242 yards and two touchdowns, but had two costly fumbles, one which set
up a Tiger score and one that ended a Kansas possession inside the
Missouri 30. Meier had 10 catches for 54 yards and two touchdowns,
while Jake Sharp had 78 yards receiving and 29 yards on the ground.
Missouri was led by Gabbert’s 303 passing yards and 94 rushing yards,
and Alexander’s 233 receiving yards on 15 catches. A whopping 203 of
Alexander’s receiving yards, and 203 of Gabbert’s passing yards, came
in the second half. Gabbert completed 11 of 16 passes in the second
stanza, with 10 of those passes completed to Alexander. The 11th was a

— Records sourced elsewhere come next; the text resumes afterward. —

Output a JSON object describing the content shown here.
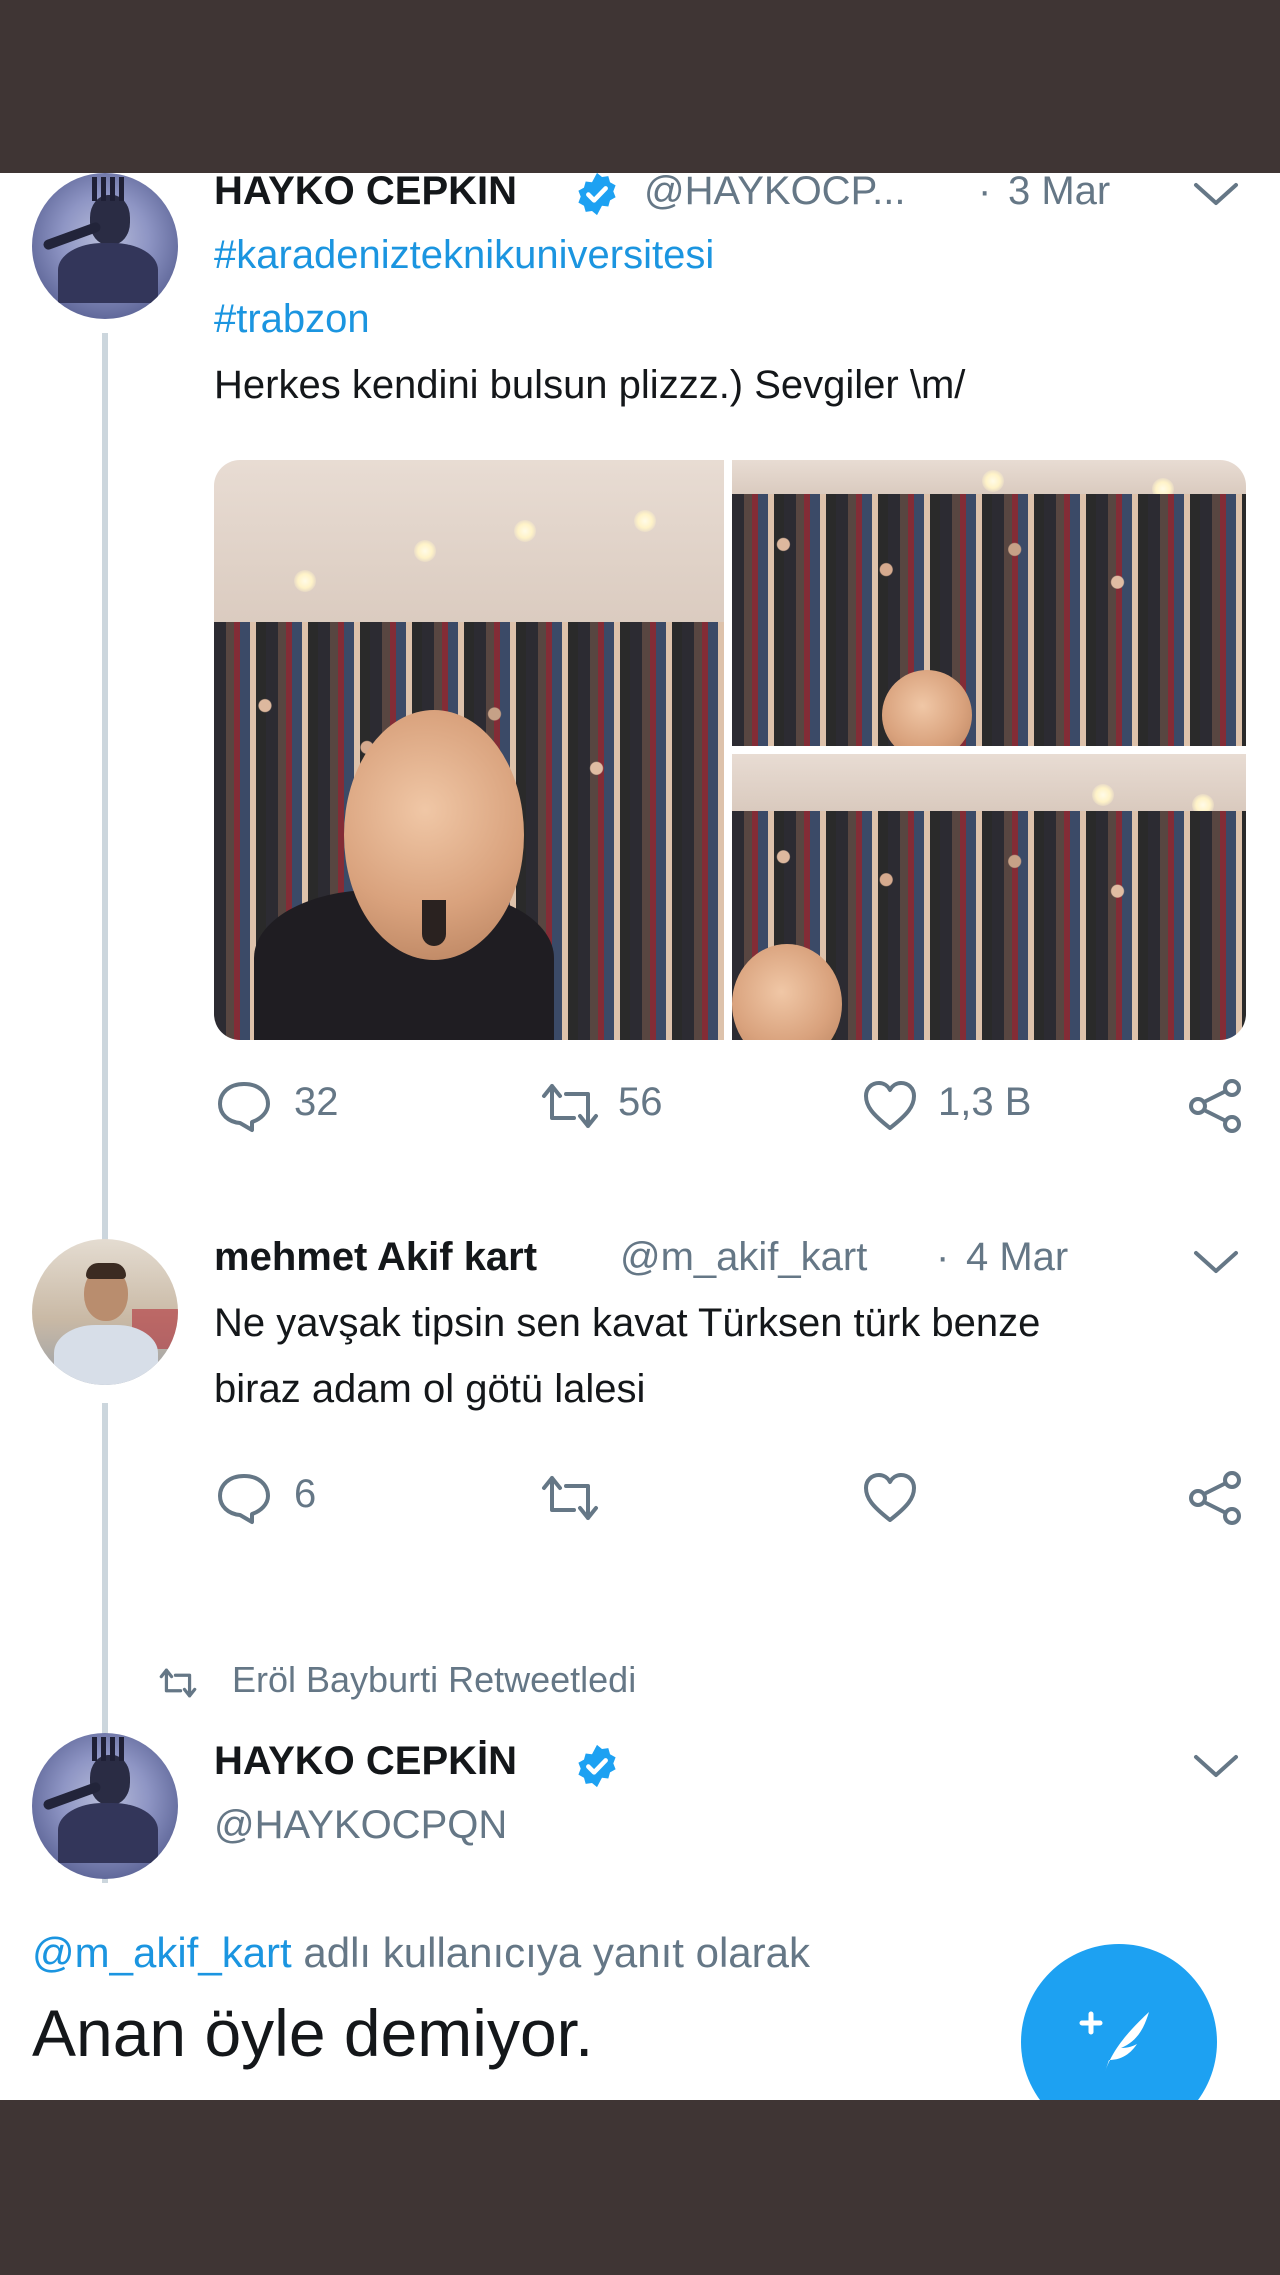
{
  "tweet1": {
    "name": "HAYKO CEPKIN",
    "handle": "@HAYKOCP...",
    "date": "3 Mar",
    "hashtag1": "#karadenizteknikuniversitesi",
    "hashtag2": "#trabzon",
    "text": "Herkes kendini bulsun plizzz.) Sevgiler \\m/",
    "stats": {
      "replies": "32",
      "retweets": "56",
      "likes": "1,3 B"
    }
  },
  "tweet2": {
    "name": "mehmet Akif kart",
    "handle": "@m_akif_kart",
    "date": "4 Mar",
    "line1": "Ne yavşak tipsin sen  kavat Türksen türk benze",
    "line2": "biraz adam ol götü lalesi",
    "stats": {
      "replies": "6"
    }
  },
  "retweet_notice": "Eröl Bayburti Retweetledi",
  "tweet3": {
    "name": "HAYKO CEPKİN",
    "handle": "@HAYKOCPQN",
    "reply_mention": "@m_akif_kart",
    "reply_suffix": " adlı kullanıcıya yanıt olarak",
    "text": "Anan öyle demiyor."
  },
  "colors": {
    "accent": "#1da1f2",
    "link": "#1b95e0",
    "muted": "#657786"
  },
  "icons": [
    "reply-icon",
    "retweet-icon",
    "like-icon",
    "share-icon",
    "verified-icon",
    "chevron-down-icon",
    "compose-icon"
  ]
}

pass of no gain to Washington. Washington ran for 111 yards and two
As always, the series record is up for debate.
Kansas — Dezmon Briscoe 7 pass from Todd Reesing (Jacob Branstetter
kick), 6:40 1Q
Missouri — Grant Ressel 43 FG, 3:52 1Q
KU — Reesing 1 run (Branstetter kick), 1:04 1Q
MU — Derrick Washington 1 run (Ressel kick), 5:49 2Q
KU — Kerry Meier 8 pass from Reesing (Branstetter kick), 3:03 2Q
KU — Ressel 28 FG, 1:01 2Q
MU — Washington 14 run (run failed), 13:16 3Q
KU — Meier 2 pass from Reesing (Branstetter kick), 7:30 3Q
MU — Jerrell Jackson 37 run (Ressel kick), 5:45 3Q
MU — Danario Alexander 68 pass from Blaine Gabbert (Ressel kick), 4:03
MU — Ressel 37 FG, 13:29 4Q
KU — Briscoe 74 pass from Reesing (Meier pass from Reesing), 12:01 4Q
KU — Branstetter 39 FG, 5:10 4Q
MU — TEAM Safety, 2:45 4Q
MU — Ressel 27 FG, 0:00 4Q
- While both offenses were superb, combining for exactly
1,100 yards between them, the Tigers had a decided edge on special
teams. Ressel hit all four of his field goal attempts, while punter
Jake Harry IV not only averaged 49.4 yards per punt on his five punts,
but also had all five downed inside the 20 with no touchbacks. Harry
punts started Kansas drives at the 12, 11, 3, 2 and 1.
- Reesing’s 498 yards broke the school mark set by Mike
Norseth in 1985, when he threw for 480. Dezmon Briscoe’s 242 yards was
the second-highest mark in school history, behind only the 269 yards
Briscoe put up at Oklahoma last season. Reesing finished the season
with the school record for passing attempts with 496, one past his mark
set last season. Reesing ended his career ranked first in school
history in passing yards (11,194), attempts (1,461), completions (932),
touchdown passes (90), 300-yard passing games (18), 200-yard passing
games (31), total offensive yards (11,840), plays (1,796) and
touchdowns responsible for (105). As a starter, Reesing was 25-13.
- The Jayhawk logo on the helmet marked the first time the
logo has appeared on the team’s helmet since the 1991 season.